_WHAT TO DO_
Copy every line of the data in which the word "column" occurs.

Saved entries:

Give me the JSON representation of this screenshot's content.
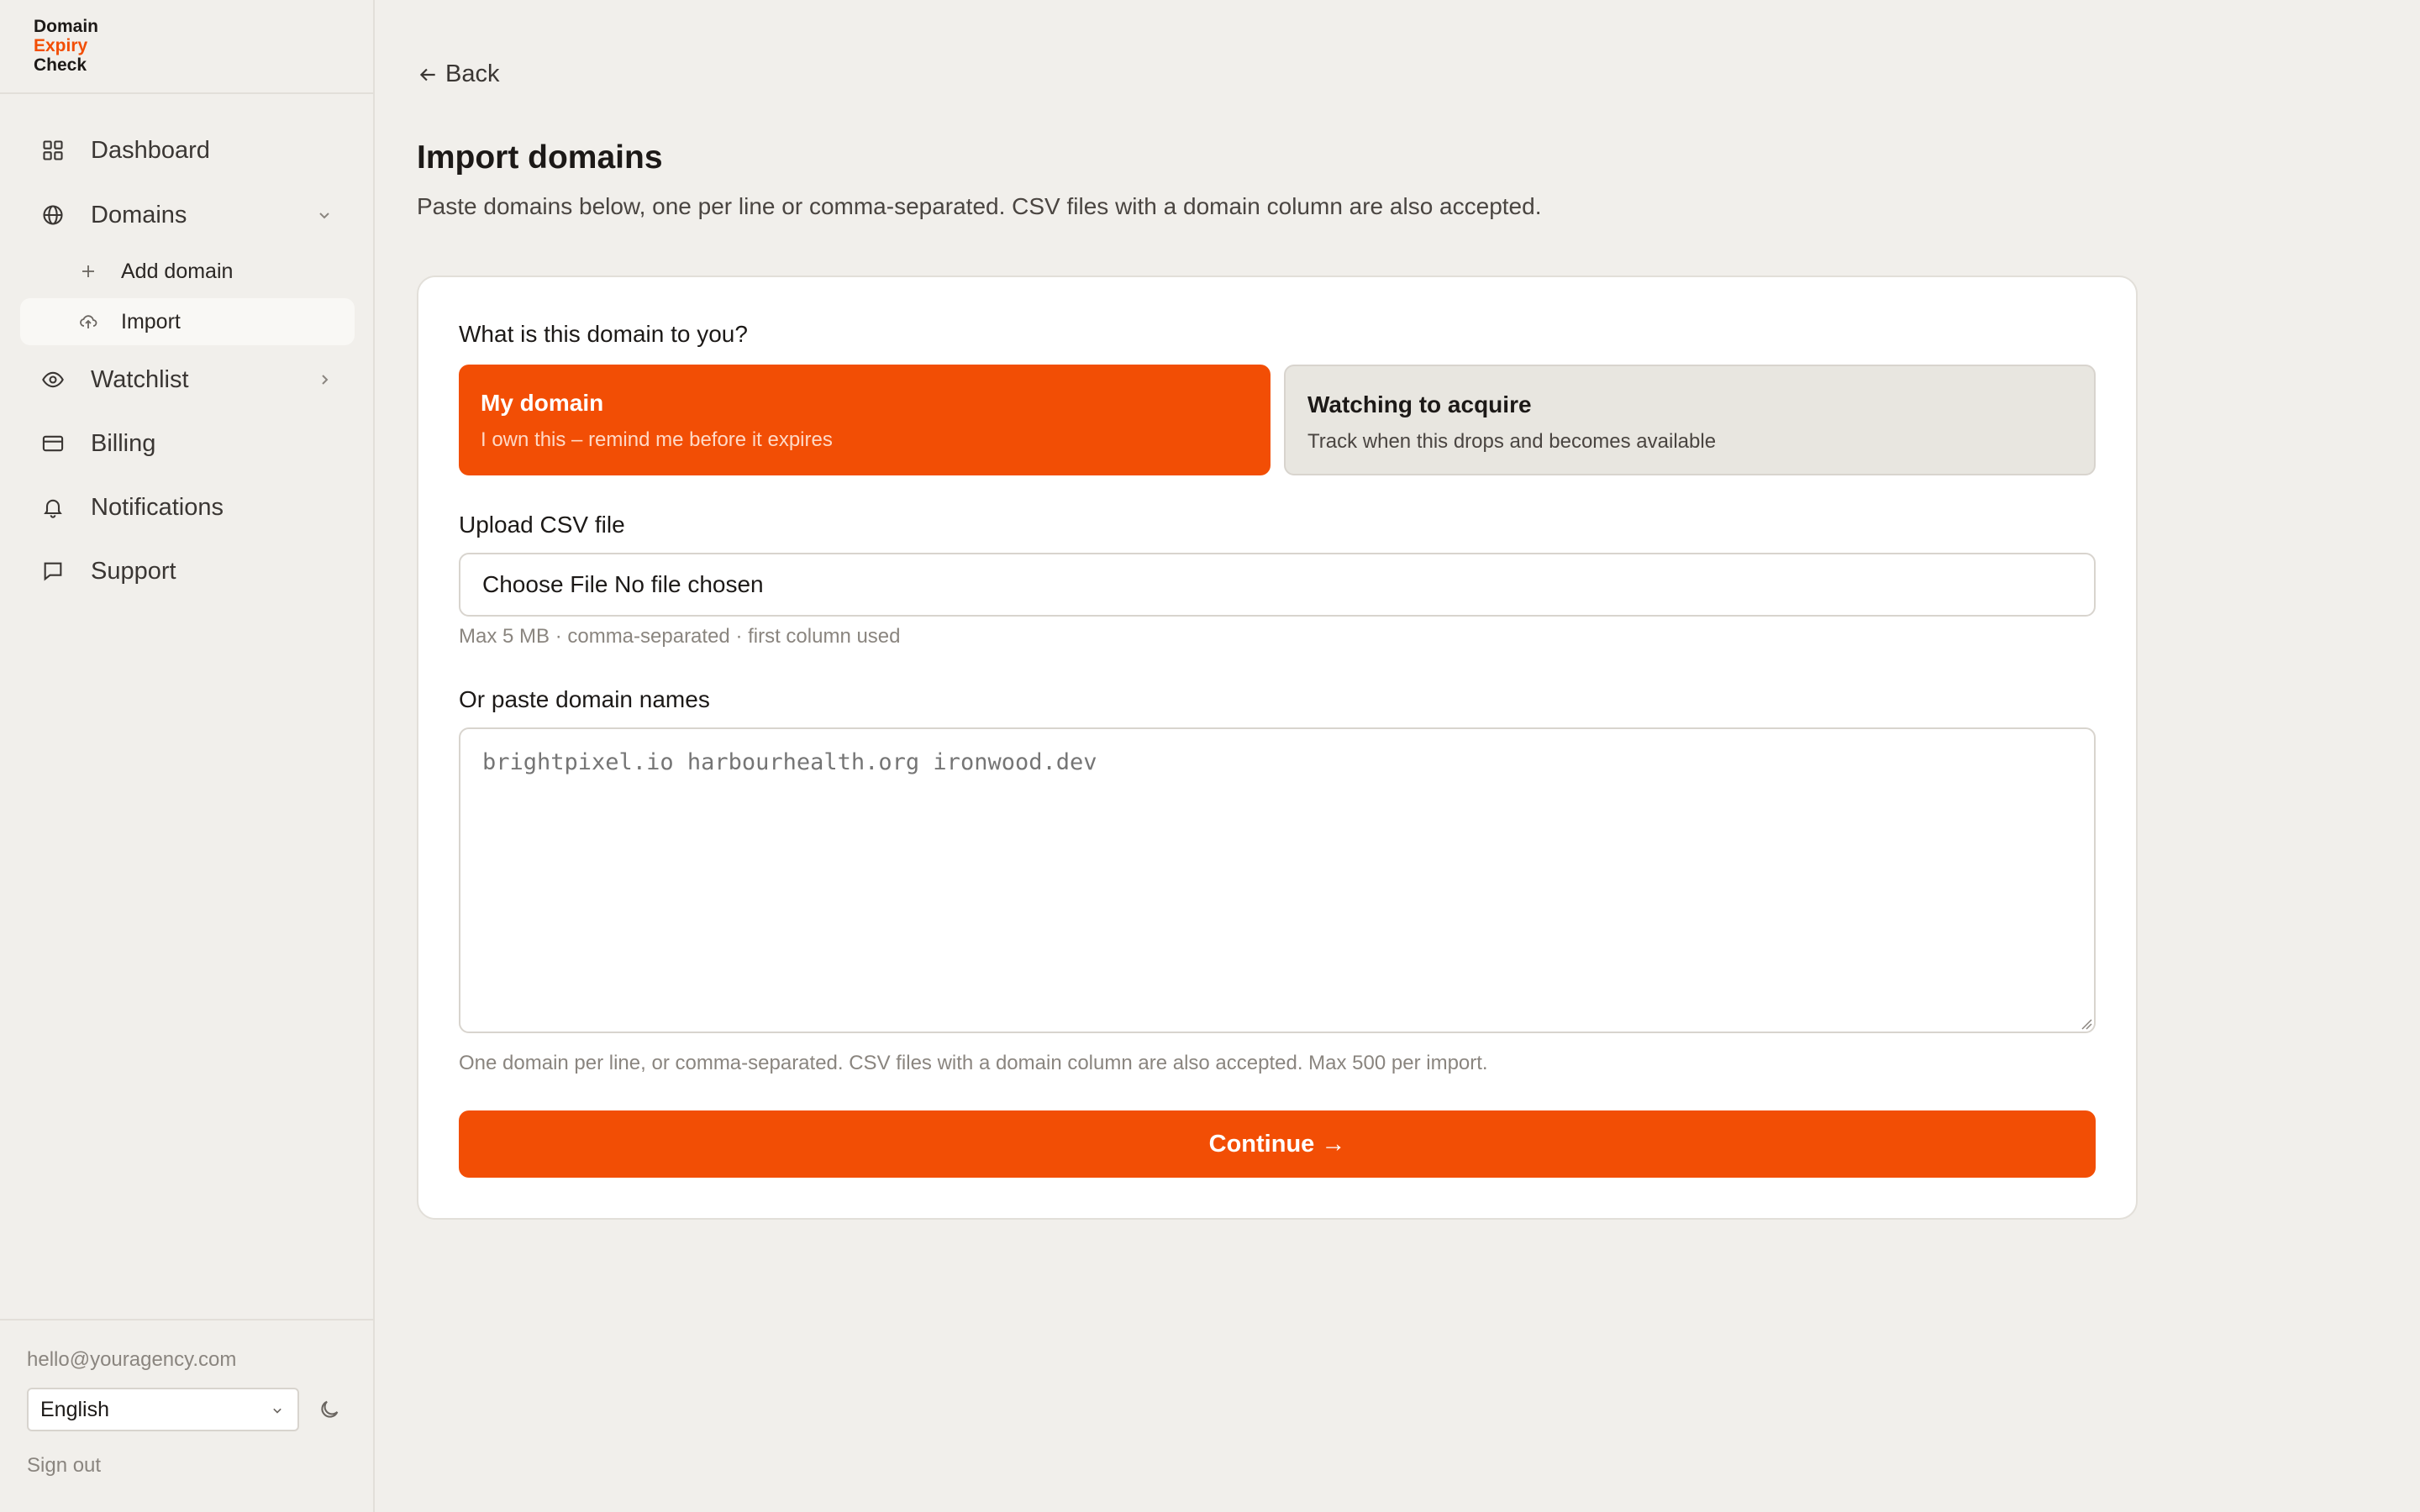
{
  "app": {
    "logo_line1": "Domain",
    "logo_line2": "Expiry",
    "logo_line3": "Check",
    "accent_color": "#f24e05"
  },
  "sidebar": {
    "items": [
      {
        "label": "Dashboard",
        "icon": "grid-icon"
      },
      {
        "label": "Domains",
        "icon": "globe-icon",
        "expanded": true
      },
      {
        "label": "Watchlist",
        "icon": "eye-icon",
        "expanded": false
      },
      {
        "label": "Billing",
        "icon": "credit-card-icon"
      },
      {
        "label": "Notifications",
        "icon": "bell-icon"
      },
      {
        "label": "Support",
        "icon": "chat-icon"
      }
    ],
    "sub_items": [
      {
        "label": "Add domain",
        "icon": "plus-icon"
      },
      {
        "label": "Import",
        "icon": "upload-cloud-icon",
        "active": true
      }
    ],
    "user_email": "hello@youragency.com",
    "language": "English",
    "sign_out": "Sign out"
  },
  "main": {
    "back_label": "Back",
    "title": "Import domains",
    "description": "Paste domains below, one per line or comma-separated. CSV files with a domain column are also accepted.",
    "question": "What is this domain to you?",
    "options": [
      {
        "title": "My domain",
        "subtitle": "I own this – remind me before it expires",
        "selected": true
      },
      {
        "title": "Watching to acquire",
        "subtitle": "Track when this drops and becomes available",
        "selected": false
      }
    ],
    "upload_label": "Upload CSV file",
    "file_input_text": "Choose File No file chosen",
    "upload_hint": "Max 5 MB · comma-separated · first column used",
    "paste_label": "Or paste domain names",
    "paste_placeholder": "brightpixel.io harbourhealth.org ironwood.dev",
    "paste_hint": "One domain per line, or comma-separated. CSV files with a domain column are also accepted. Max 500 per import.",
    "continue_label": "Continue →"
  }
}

_ANSWER SECTION_
    "description": "Paste domains below, one per line or comma-separated. CSV files with a domain column are also accepted.",
    "upload_hint": "Max 5 MB · comma-separated · first column used",
    "paste_hint": "One domain per line, or comma-separated. CSV files with a domain column are also accepted. Max 500 per import.",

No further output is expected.